State the number of lines in the following data that contain the string "true", and nothing else.

━━━ INPUT MATERIAL

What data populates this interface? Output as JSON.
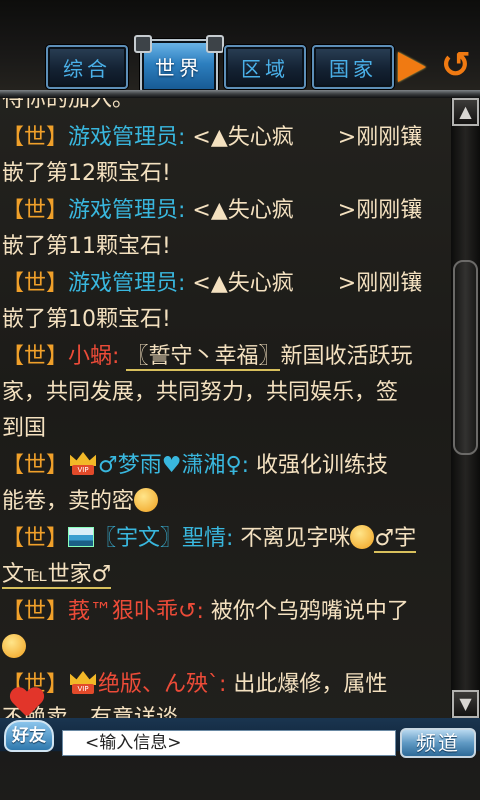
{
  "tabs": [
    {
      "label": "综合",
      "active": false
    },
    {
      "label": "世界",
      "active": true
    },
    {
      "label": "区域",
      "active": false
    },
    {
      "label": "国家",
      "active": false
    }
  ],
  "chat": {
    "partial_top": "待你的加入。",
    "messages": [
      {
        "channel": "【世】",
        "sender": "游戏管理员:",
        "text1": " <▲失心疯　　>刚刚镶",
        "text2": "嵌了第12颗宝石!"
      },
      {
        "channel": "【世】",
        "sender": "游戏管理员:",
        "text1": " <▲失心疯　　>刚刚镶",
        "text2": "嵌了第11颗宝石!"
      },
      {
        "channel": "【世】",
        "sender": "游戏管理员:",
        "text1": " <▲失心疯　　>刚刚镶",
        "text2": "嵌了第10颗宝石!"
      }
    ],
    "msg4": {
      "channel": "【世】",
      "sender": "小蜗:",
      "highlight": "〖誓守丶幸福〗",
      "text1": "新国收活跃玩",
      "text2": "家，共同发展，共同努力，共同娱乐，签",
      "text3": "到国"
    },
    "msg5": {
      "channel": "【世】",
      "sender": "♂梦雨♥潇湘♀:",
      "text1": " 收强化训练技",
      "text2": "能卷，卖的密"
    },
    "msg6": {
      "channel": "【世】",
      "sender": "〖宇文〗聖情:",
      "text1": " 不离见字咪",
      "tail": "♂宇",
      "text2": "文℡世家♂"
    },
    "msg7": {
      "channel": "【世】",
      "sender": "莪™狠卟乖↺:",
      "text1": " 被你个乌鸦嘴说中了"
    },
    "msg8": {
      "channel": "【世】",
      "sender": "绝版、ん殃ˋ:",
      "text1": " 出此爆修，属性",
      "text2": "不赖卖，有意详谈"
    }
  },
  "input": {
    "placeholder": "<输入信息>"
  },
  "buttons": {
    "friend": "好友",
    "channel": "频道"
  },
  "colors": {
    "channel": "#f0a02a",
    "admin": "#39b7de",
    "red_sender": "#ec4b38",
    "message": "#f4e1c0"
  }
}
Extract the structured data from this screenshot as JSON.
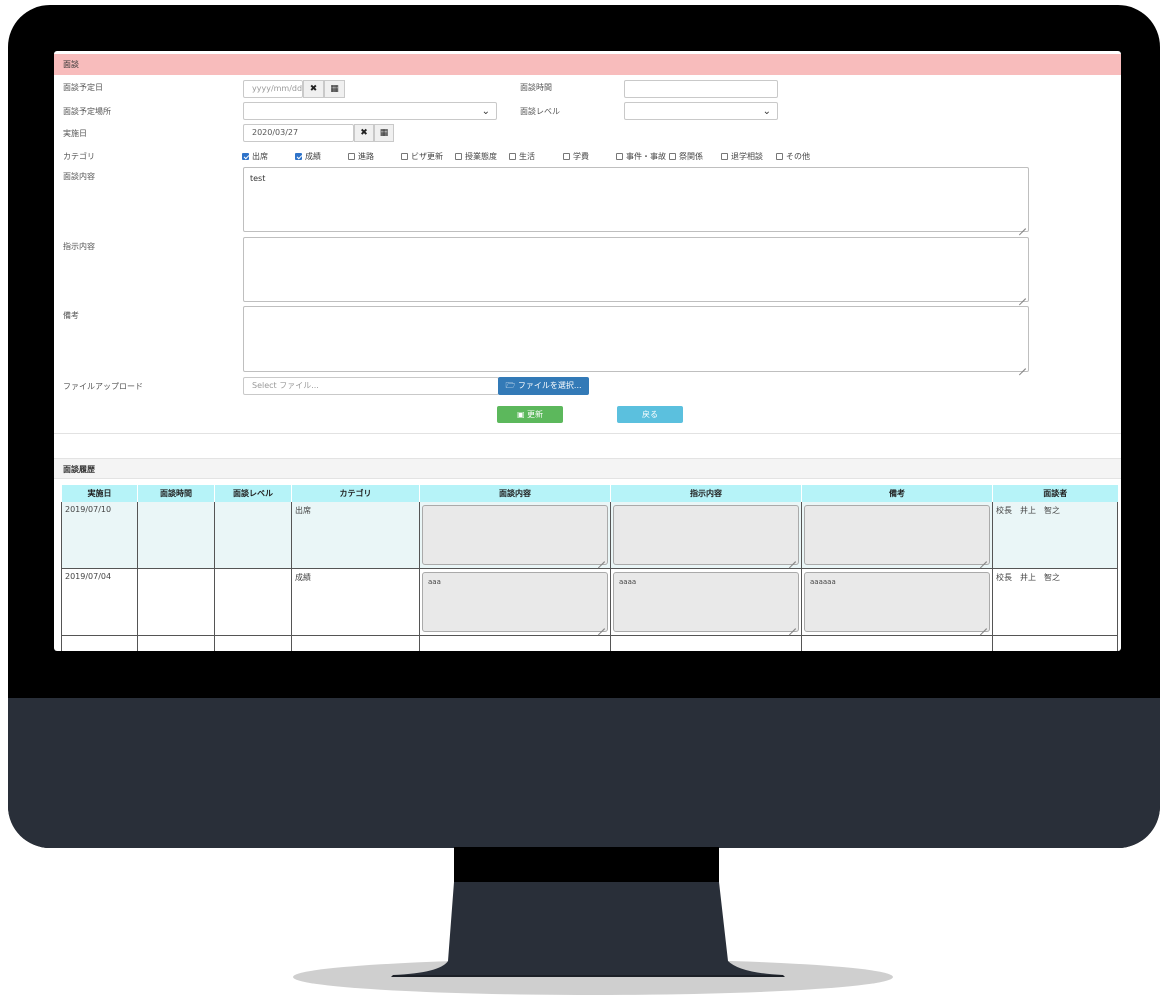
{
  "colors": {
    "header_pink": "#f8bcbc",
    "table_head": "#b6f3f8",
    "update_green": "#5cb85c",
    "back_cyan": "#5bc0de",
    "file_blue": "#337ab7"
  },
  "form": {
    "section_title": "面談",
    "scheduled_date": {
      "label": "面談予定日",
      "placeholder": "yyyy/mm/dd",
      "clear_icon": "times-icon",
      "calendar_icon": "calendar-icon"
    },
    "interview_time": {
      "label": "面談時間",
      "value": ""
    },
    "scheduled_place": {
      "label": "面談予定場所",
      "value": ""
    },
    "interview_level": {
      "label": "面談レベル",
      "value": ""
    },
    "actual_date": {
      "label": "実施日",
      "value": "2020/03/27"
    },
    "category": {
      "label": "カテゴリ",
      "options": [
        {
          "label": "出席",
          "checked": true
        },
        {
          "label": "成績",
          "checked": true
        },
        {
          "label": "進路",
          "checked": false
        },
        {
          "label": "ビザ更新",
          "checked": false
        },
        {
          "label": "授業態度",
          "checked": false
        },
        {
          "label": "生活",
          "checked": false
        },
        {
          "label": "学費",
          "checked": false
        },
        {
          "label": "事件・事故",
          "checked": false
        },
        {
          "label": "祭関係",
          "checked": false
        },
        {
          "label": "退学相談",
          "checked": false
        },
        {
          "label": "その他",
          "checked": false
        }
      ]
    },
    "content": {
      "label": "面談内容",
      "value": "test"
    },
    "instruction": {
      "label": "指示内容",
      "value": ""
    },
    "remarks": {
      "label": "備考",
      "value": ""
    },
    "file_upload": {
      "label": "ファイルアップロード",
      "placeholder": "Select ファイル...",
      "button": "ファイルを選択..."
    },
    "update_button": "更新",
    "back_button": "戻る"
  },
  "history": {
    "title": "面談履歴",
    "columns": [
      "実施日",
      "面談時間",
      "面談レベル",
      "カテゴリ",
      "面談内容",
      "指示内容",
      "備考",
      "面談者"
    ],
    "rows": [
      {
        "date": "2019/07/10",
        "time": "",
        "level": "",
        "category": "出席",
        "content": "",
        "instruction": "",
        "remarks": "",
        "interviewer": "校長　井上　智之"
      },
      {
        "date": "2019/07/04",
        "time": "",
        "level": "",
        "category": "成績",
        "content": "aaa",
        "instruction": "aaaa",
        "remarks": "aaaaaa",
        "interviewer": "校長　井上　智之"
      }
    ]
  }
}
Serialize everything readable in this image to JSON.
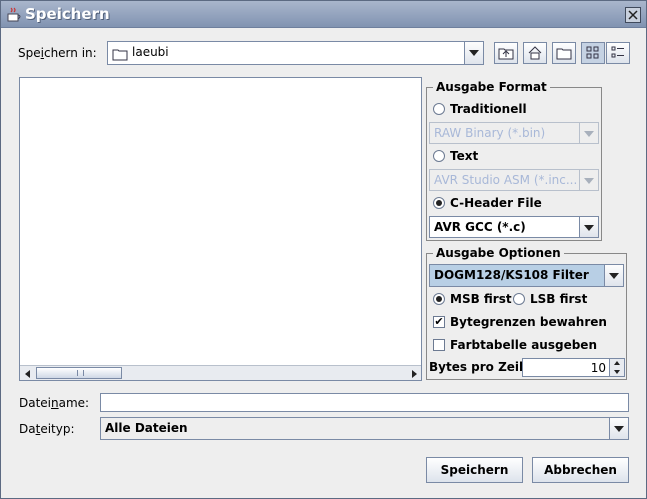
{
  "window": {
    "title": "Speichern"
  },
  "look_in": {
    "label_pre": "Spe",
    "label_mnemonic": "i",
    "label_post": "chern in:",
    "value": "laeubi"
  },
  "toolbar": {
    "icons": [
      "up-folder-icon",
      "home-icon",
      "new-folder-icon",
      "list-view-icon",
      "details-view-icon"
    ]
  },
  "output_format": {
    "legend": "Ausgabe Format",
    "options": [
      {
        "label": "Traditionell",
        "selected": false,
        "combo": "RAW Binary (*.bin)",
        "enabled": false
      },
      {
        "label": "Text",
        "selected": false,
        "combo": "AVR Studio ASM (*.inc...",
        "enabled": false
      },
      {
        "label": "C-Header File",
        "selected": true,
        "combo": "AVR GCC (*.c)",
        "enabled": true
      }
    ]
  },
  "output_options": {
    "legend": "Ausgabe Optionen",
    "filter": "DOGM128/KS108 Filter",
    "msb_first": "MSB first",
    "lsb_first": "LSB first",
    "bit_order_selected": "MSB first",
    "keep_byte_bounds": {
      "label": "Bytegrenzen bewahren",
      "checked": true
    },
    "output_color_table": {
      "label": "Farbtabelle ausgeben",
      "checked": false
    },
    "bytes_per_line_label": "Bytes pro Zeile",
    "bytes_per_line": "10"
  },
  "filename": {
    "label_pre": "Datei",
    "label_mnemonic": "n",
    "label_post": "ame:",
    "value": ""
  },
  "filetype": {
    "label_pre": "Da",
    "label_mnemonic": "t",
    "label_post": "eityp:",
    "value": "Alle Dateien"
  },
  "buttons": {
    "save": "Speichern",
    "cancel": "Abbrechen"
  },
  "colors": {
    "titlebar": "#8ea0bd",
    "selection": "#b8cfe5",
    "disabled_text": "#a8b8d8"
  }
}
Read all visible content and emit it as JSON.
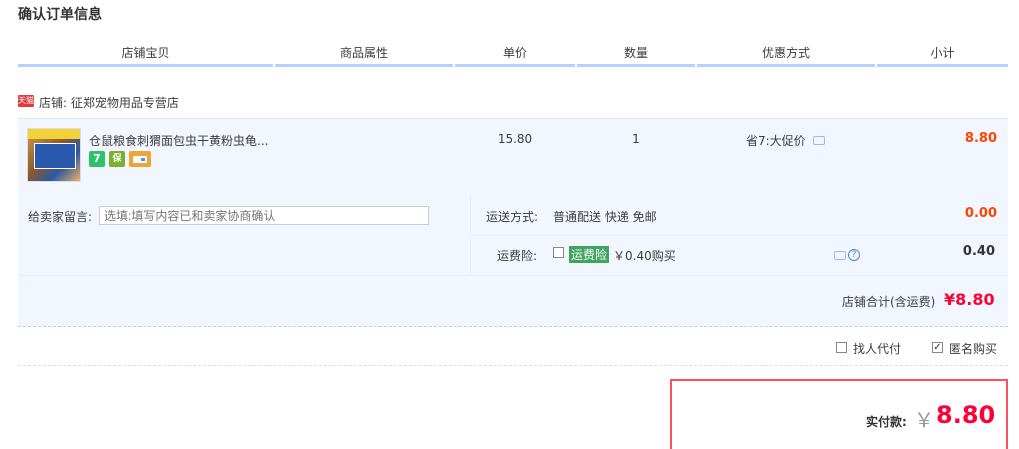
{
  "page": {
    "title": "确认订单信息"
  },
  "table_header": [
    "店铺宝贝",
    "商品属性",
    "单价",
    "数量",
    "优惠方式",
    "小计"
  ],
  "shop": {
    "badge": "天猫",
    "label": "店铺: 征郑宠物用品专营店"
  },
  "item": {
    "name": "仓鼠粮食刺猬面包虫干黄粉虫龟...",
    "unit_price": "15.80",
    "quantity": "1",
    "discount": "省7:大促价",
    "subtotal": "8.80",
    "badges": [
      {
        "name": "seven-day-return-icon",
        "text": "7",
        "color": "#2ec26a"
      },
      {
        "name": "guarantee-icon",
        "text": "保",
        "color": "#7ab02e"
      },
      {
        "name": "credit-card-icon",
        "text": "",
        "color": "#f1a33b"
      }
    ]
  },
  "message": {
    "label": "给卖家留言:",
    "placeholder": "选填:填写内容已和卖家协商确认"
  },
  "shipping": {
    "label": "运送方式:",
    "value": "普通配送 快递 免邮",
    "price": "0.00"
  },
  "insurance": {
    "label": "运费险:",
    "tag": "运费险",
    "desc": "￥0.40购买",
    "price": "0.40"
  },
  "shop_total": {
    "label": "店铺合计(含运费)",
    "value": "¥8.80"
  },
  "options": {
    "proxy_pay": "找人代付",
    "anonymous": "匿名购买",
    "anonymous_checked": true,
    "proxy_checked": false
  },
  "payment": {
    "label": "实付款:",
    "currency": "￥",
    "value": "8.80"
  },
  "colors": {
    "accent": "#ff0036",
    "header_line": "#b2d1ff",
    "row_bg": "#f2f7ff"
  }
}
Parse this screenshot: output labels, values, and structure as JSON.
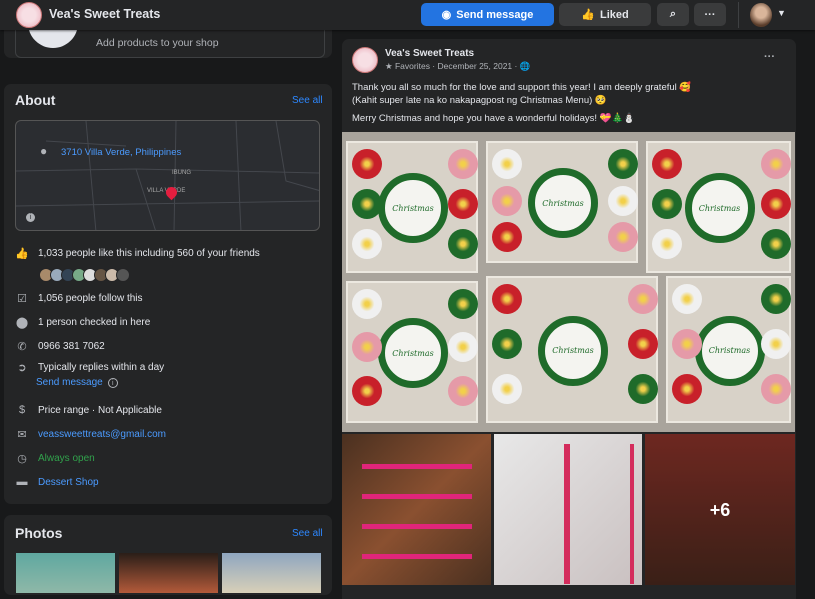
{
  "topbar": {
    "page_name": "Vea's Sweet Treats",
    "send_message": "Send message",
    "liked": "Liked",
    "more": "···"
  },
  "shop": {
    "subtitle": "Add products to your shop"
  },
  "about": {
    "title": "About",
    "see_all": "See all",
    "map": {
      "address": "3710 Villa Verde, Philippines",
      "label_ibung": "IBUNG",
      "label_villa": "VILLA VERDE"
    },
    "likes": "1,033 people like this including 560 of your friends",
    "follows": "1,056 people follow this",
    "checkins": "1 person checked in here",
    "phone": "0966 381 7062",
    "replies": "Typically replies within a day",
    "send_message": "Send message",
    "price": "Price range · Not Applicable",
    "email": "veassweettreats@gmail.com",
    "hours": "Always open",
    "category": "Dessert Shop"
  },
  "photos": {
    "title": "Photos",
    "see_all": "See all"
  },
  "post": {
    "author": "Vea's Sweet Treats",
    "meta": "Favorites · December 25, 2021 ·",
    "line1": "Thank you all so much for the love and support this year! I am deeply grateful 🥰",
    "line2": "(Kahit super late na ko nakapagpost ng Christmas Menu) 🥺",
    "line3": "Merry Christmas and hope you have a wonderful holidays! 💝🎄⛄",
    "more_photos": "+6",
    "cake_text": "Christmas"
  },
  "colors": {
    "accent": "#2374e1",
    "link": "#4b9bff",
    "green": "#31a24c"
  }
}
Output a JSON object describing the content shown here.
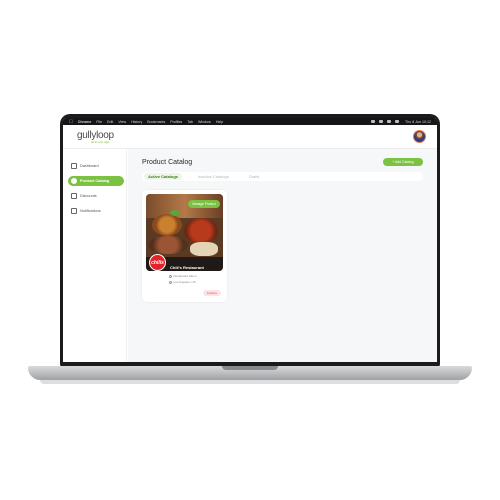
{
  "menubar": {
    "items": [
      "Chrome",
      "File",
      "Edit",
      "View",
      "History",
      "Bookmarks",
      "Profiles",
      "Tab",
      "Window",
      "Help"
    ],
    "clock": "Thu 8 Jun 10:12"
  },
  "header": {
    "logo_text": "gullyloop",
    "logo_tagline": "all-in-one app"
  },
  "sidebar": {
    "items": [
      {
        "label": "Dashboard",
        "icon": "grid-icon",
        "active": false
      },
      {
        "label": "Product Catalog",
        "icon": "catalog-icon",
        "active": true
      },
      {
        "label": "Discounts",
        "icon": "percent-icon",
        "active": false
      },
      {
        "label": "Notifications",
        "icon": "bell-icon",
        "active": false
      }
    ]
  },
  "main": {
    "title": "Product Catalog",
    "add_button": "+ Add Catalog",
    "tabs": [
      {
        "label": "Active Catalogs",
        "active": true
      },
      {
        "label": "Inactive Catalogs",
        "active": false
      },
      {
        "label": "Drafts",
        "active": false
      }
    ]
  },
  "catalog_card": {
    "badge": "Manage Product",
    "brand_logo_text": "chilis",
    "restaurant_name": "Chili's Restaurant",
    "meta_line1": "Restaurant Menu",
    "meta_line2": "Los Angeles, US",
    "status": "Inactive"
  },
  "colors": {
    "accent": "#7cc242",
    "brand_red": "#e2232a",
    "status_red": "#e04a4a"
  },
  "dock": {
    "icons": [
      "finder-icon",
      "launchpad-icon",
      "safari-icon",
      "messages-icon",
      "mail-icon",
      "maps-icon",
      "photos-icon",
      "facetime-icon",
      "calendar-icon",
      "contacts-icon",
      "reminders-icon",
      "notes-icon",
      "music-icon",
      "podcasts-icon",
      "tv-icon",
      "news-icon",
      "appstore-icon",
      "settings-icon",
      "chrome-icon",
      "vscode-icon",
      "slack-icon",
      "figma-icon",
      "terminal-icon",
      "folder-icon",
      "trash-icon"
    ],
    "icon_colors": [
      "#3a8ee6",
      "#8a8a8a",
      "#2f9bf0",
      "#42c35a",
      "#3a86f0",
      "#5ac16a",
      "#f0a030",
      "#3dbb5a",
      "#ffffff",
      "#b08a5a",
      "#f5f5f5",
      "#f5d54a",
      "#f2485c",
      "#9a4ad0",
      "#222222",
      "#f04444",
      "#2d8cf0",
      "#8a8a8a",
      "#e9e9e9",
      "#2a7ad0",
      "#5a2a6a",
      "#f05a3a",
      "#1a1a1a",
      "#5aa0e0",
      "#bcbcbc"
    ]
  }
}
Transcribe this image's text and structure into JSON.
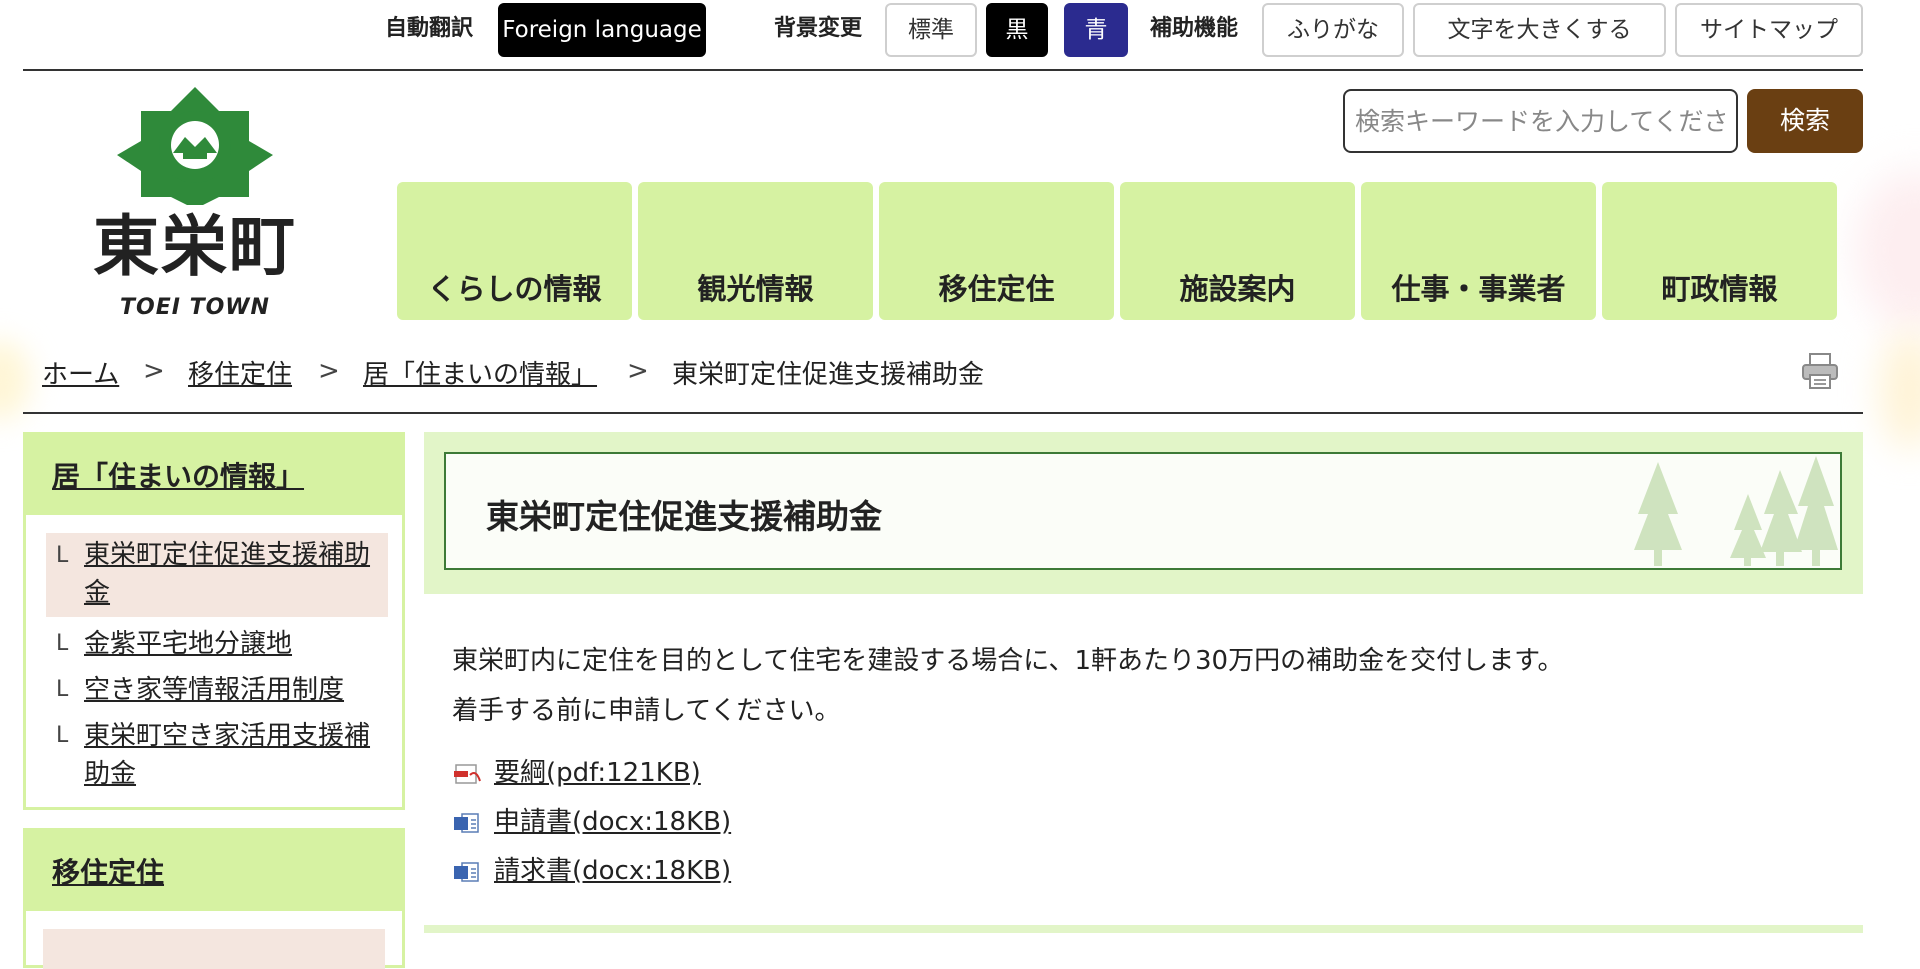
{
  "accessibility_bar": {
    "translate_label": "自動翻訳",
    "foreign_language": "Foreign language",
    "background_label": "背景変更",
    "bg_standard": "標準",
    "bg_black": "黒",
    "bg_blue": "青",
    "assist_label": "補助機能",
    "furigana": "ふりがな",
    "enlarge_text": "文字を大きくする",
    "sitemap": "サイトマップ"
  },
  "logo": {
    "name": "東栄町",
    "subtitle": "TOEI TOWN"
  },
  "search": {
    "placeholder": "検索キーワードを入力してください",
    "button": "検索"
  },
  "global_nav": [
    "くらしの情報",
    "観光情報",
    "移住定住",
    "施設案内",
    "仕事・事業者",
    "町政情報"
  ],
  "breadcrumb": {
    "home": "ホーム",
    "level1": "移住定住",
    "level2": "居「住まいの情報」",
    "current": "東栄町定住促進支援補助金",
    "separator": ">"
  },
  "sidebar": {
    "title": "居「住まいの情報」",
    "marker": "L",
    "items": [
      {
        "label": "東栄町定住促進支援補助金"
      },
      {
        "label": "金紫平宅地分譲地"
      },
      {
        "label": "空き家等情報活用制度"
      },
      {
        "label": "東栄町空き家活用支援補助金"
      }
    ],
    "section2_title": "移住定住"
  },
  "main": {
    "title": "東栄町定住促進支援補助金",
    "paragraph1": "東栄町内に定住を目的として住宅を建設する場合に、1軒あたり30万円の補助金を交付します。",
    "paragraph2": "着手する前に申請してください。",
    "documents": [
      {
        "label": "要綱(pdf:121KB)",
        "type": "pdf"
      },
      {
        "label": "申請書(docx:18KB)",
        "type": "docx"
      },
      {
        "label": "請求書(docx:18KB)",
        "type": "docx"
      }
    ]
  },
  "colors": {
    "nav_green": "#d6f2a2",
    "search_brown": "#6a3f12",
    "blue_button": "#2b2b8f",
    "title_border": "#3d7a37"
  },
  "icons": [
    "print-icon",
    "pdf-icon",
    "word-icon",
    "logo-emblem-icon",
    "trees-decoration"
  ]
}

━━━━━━

TASK ANSWER
9